Aimster, Madster, Sigster, Sexter, NeoNapster, Grokster, and Napster
Alcohol 120%
BlackIce (This one is running right now, and I know it's important, but for the life of me I can't remember what it does.)
The whole Macromedia line minus Freehand (

Take a moment and read over those names. Can you figure out what any of them do without running them first? Without someone out right telling you what each one does?

This is why I like to say, "Name Everything Like A Kitchen Appliance". It toasts things, so it's a Toaster. It mixes stuff, so it's a Mixer. Use iterative problem solving on "Dish Washer" and you get exactly what the tool does. No ambiguity. The name might not be trendy, and may sound funny, but the user will know exactly what your product does before he or she buys it. And that means higher sales and free user experience points.

So, what is in a name? Your future.

Eliminating Manifest Files

Friday, September 24, 2004

If you have done anything with .Net and Windows XP you know the burden of the .Manifest file. Visual Styles support is essential for a professional looking application. But a manifest is nothing more than a text file filled with XML. An application's dependence on a manifest file creates a weak point in your application. Loss of this file will change how the program looks and reacts to the user. But, ninety-nine percent of the time I'm just irked because it's there when it shouldn't have to be. Why have two files to do the job of one?

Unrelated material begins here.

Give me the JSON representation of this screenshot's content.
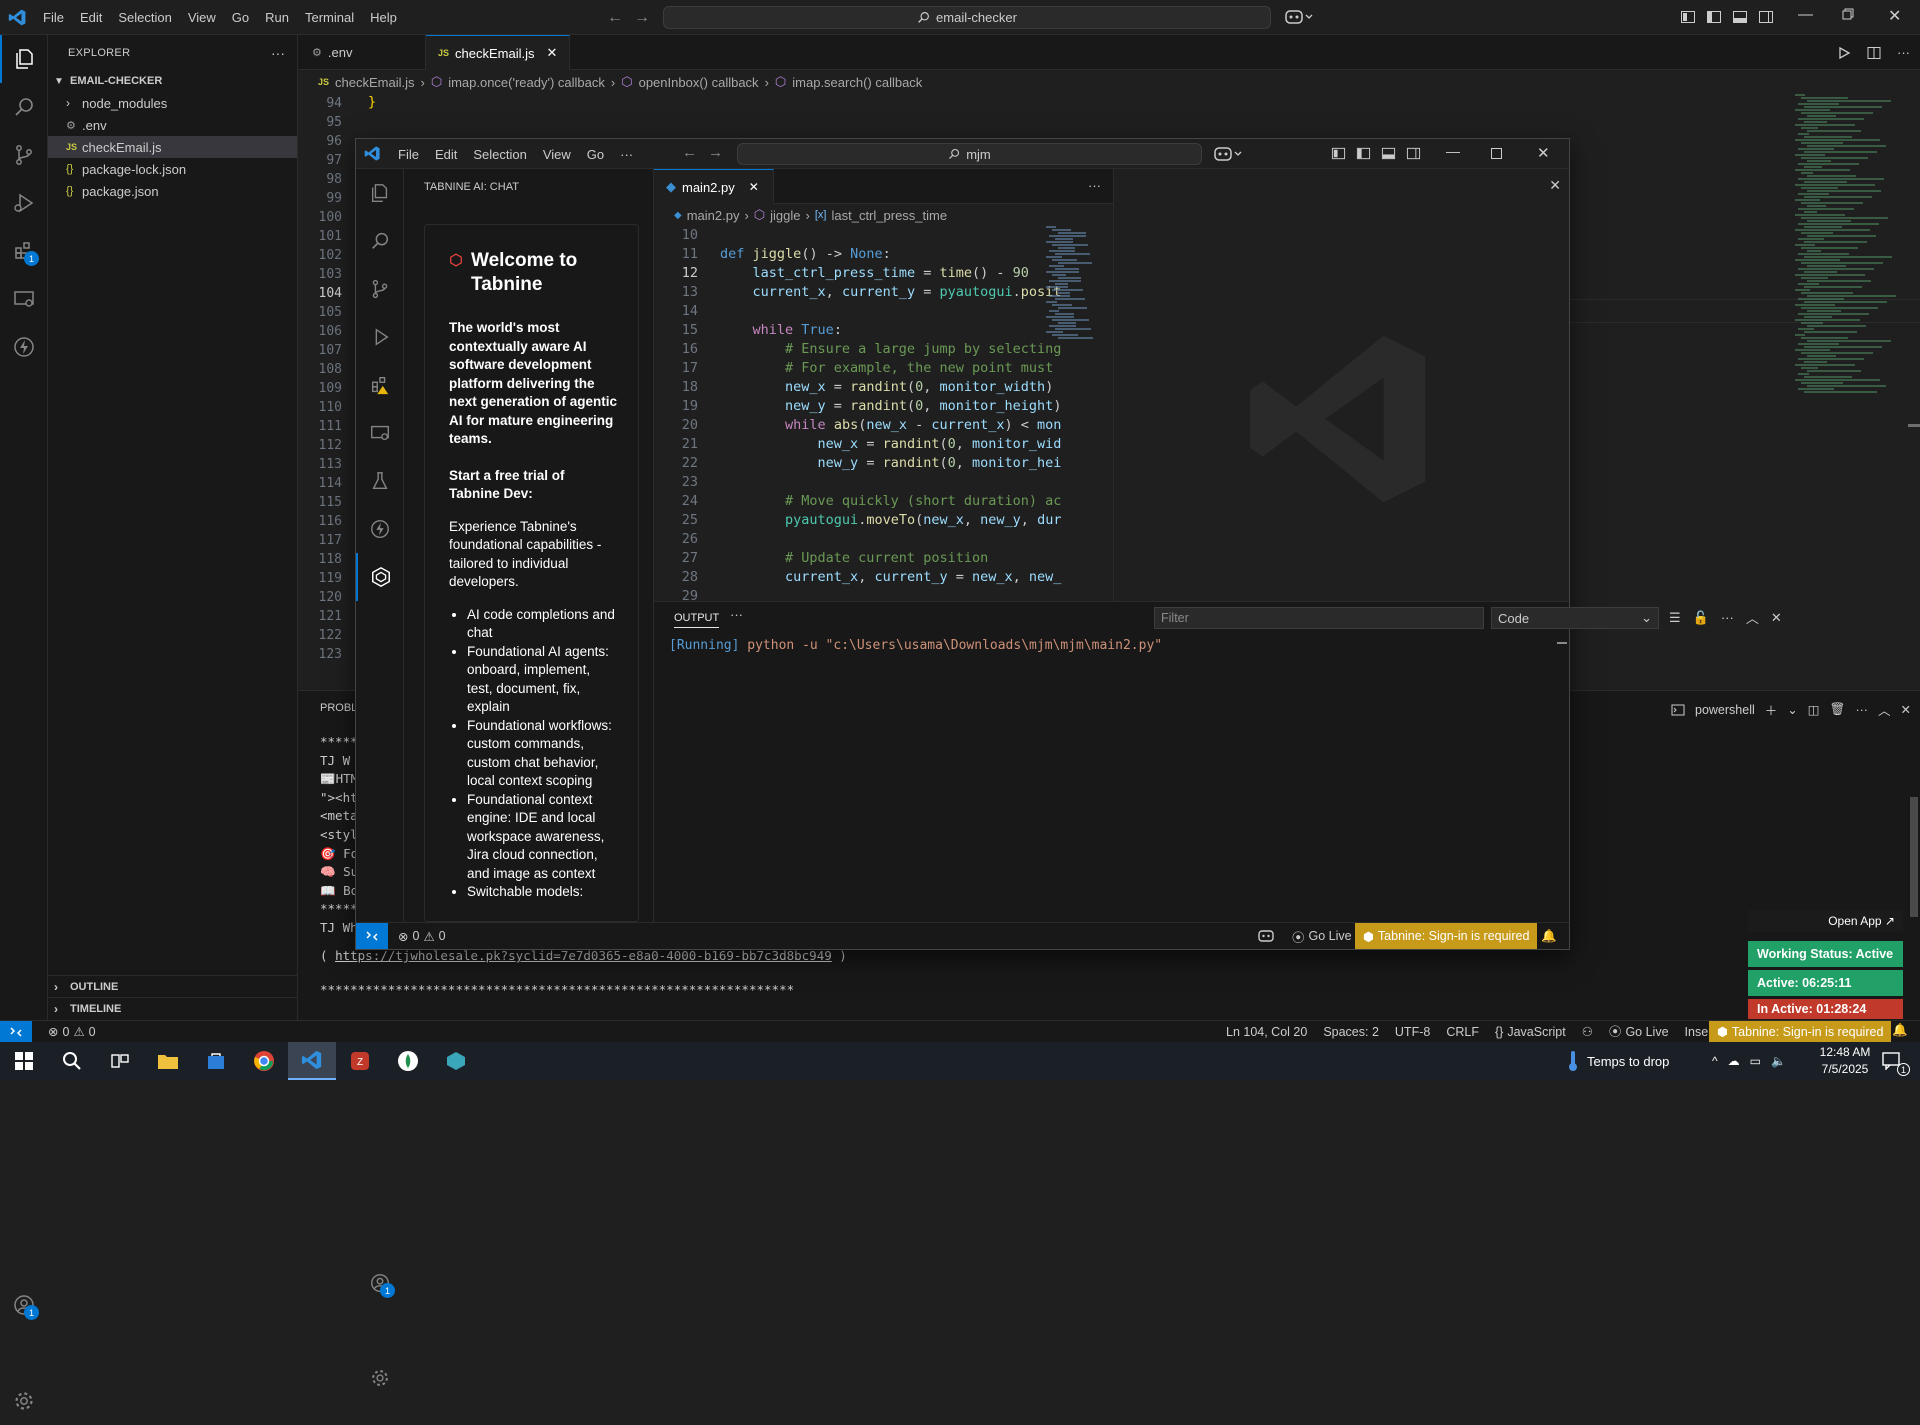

Thankfully Visual Studio .Net 2003 gave developers a shortcut, allowing for the enabling of Visual Styles through the Application object. (C# example: Application.EnableVisualStyles();) This covers all the controls you use, but leaves out a few things. For starters, XP icons in listviews. The only way to get an icon to showup, in a listview, is to use a manifest file. There is absolutely no way around it. (I'm still not sure why MS decided not to support embedding of manifests in the VS IDE. It seems so logical.)

But there is a solution. You can inject a manifest file into an existing .Net executable. Now the world can be free of married manifest files. Long live the single EXE files with visual styles support. Thank you Acoustic, whoever you are.

The Quest For Completion

Monday, September 20, 2004

My name is Jared and I suffer from Leonardo Da Vinci Syndrome. (Now where are the free drinks?) You might ask how this could be. I completed High School and College like many people. Sounds like I completed something doesn't it. In reality you just wait long enough and school throws you out with a piece of paper. I'm not quite sure why you hear about so many dropouts. Perhaps they only see the expectations and not the reality. Back to my point.

Half-completed projects and unfinished designs are everywhere. (I can no longer make out my desktop wallpaper because of all the icons.) This is a problem no employer will look kindly upon. So, I have designed a personalized solution.

Note: This solution will not work for everyone. "Leonardo Da Vinci
Syndrome" is a psychological issue whose solution must be tailored to the person and
problem, to build on his or her personal strengths. If your issue was not
completing sex, programming may not be your answer.

My solution is simple. I will take my inspiration from the one thing I can consistently finish, video games. It's ingenious how a video game can pit one man versus an entire planet of identical monsters and have you still wanting to play after 10 mins. By breaking down a large task into smaller levels or tasks with finite completion points, anyone can conquer the world. (Actually, this is a proven technique for problem solving, but, like all things, it requires laborious practice.)

Step One
Major Goal: Complete Projects.
Programming projects lend themselves to my talents, interests, and future job, so I will choose programming projects.

Step Two
Arbitrary Breakdown: 5 military style ranks, right out of a game, consisting of 2 projects each.
I use five ranks instead of ten for the same reasons different pricing levels increase profits.

Step Three
Start Programming.

My first success was the program I use to track my progress. Boy was I wrong when I laughed at myself.

Private Jared

The Beginning

Saturday, September 18, 2004

In classic Red Dwarf I will begin this weblog with the destruction of my old weblog.